Did I actually make those gorgeous cupcakes above? And the decorations? Well, of course, I did. In fact, …

No. I didn’t. Not a chance. That’s a picture from the publisher, very representative of the delightful photos in Cox Cookies and Cakes. I wish I could make these cupcakes. I will attempt it. But frankly, I am not Eric Lanlard. Along with co-author Partick Cox, Eric has produced another brilliant book. His cake and tart books [Cake Boy and Tart It Up] have been featured on this blog. Those books are filled with marvelous recipes that you can try and pretty easily do at home.

This book, Cox Cookies and Cakes, is a different beast. Oh, you are free to tackle any of the 75+ recipes here for cupcakes and cookies and bars and other wonders. Bake away. But each of these recipes comes with a picture that is going to make you say to yourself: I am not Michelangelo.

This is a cookbook but it’s also a coffee table book. Something to just sit and wonder at. Eric and Patrick are artists and this remarkable book proves that.

You know, on second thought, I bet I can make, or at least try anything in this book. It’s just that my first step will be to open a very cold bottle of champagne as I start. I’ll need to chill, relax, and see if I can just remotely come close. Patience is the pathway to perfection.

Just a note, Eric explains that he grew up in Brittany, famed for its dairy farms. He grew up on caramel, salted butter caramel. So, he kinda had a head start here. I’m not calling him a cheater or anything, but he’s way ahead of most of us. Thankfully for us, he’s a great baker, writer, and teacher.

Salted Butter Caramel Cupcakes

Yield: 12 cupcakes


For the cupcakes:

  • 1 cups self-rising flour
  • 1 teaspoon baking soda
  • 5 tablespoon unsalted butter, softened
  • ½ heaped cup Barbados sugar
  • 2 eggs, lightly beaten
  • 1 teaspoon vanilla extract
  • 2 tablespoon milk
  • 2oz toffee or pieces of fudge, cut into small dice

For the caramel sauce:

  • cup superfine sugar
  • 5 tablespoon salted butter
  • ¼ cup + 1 tablespoon heavy cream
  • 1 teaspoon vanilla extract

For the buttercream frosting:

  • 1 sticks unsalted butter, softened
  • 1¼ cups confectioner’s sugar
  • 1 teaspoon vanilla extract
  • 1 teaspoon caramel extract (optional)
  • few flakes of sea salt, to decorate


Preheat the oven to 400°F, and line a cupcake pan with paper baking cups.

Sift the flour and baking soda together into a bowl and set aside. Using a stand mixer or an electric hand mixer, cream the butter and sugar together for a good 5 minutes until very light and fluffy. Add the beaten eggs gradually, beating between each addition and adding 1 tablespoon of flour about halfway through to stop the mixture from curdling. Beat in the vanilla extract then fold in the remaining flour, the milk, and the toffee or fudge.

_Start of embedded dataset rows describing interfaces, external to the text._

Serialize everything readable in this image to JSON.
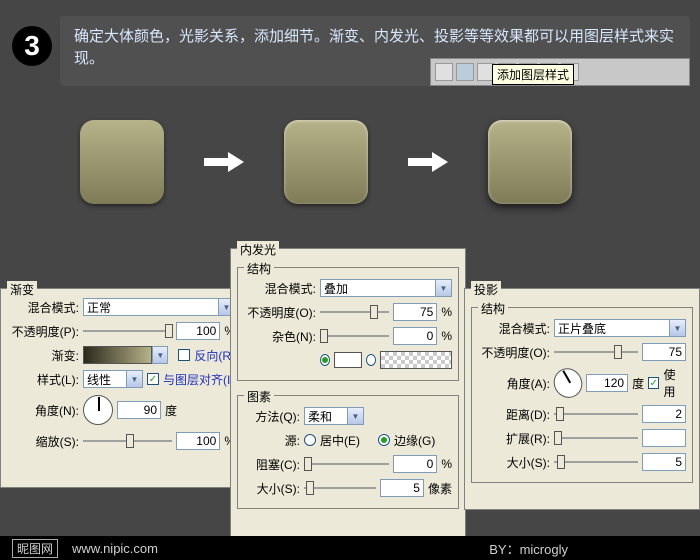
{
  "step": {
    "number": "3",
    "text": "确定大体颜色，光影关系，添加细节。渐变、内发光、投影等等效果都可以用图层样式来实现。",
    "tooltip": "添加图层样式"
  },
  "panels": {
    "gradient": {
      "title": "渐变",
      "blend_label": "混合模式:",
      "blend_value": "正常",
      "opacity_label": "不透明度(P):",
      "opacity_value": "100",
      "opacity_unit": "%",
      "grad_label": "渐变:",
      "reverse_label": "反向(R)",
      "style_label": "样式(L):",
      "style_value": "线性",
      "align_label": "与图层对齐(I)",
      "align_checked": "✓",
      "angle_label": "角度(N):",
      "angle_value": "90",
      "angle_unit": "度",
      "scale_label": "缩放(S):",
      "scale_value": "100",
      "scale_unit": "%"
    },
    "glow": {
      "title": "内发光",
      "g_struct": "结构",
      "blend_label": "混合模式:",
      "blend_value": "叠加",
      "opacity_label": "不透明度(O):",
      "opacity_value": "75",
      "opacity_unit": "%",
      "noise_label": "杂色(N):",
      "noise_value": "0",
      "noise_unit": "%",
      "g_elem": "图素",
      "method_label": "方法(Q):",
      "method_value": "柔和",
      "source_label": "源:",
      "source_center": "居中(E)",
      "source_edge": "边缘(G)",
      "choke_label": "阻塞(C):",
      "choke_value": "0",
      "choke_unit": "%",
      "size_label": "大小(S):",
      "size_value": "5",
      "size_unit": "像素"
    },
    "shadow": {
      "title": "投影",
      "g_struct": "结构",
      "blend_label": "混合模式:",
      "blend_value": "正片叠底",
      "opacity_label": "不透明度(O):",
      "opacity_value": "75",
      "angle_label": "角度(A):",
      "angle_value": "120",
      "angle_unit": "度",
      "use_global": "使用",
      "use_global_checked": "✓",
      "dist_label": "距离(D):",
      "dist_value": "2",
      "spread_label": "扩展(R):",
      "size_label": "大小(S):",
      "size_value": "5"
    }
  },
  "footer": {
    "brand": "昵图网",
    "url": "www.nipic.com",
    "by_label": "BY：",
    "by_value": "microgly"
  }
}
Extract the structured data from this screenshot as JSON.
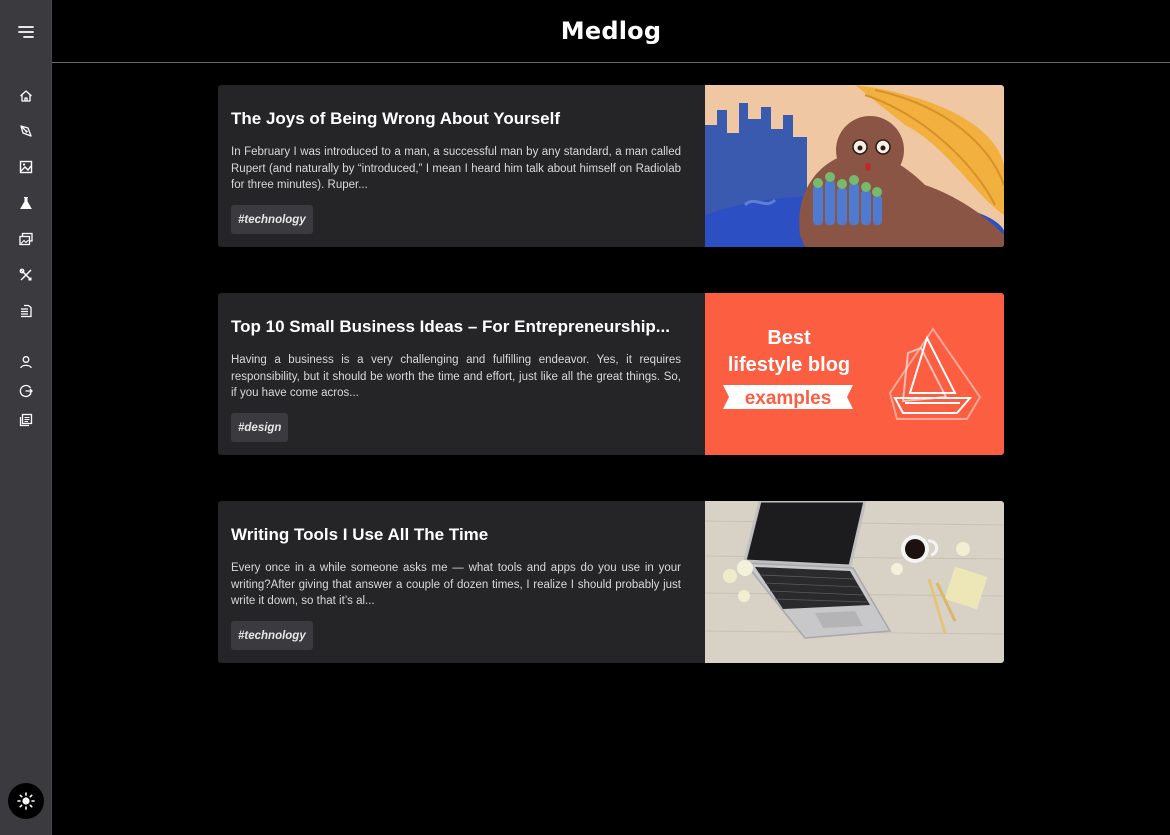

Divide the batter between the paper baking cups and bake for 15–20 minutes, or until the tops spring back when pressed with a finger. Leave to cool in the pan for 5 minutes, then transfer to a wire rack and allow to
cool completely.

To make the Caramel Sauce; dissolve the sugar in ¼ cup water in a small heavy saucepan over very low heat. Increase the heat and simmer. As soon as you have a nice blond-colored caramel remove the pan from the heat. Add the butter—be careful because it may splutter. Continue stirring as you add the cream and vanilla extract. Stir until smooth then leave to cool.

To make the Buttercream Frosting; cream the butter and confectioner’s sugar together for at least 5 minutes then beat in the vanilla and caramel extracts.

Use a small metal spatula to spread Buttercream Frosting onto the cupcakes. Pour a little Caramel Sauce over the top, and scatter each cupcake with a few sea salt flakes to finish.

Source: Cox Cookies and Cakes by Eric Lanlard and Patrick Cox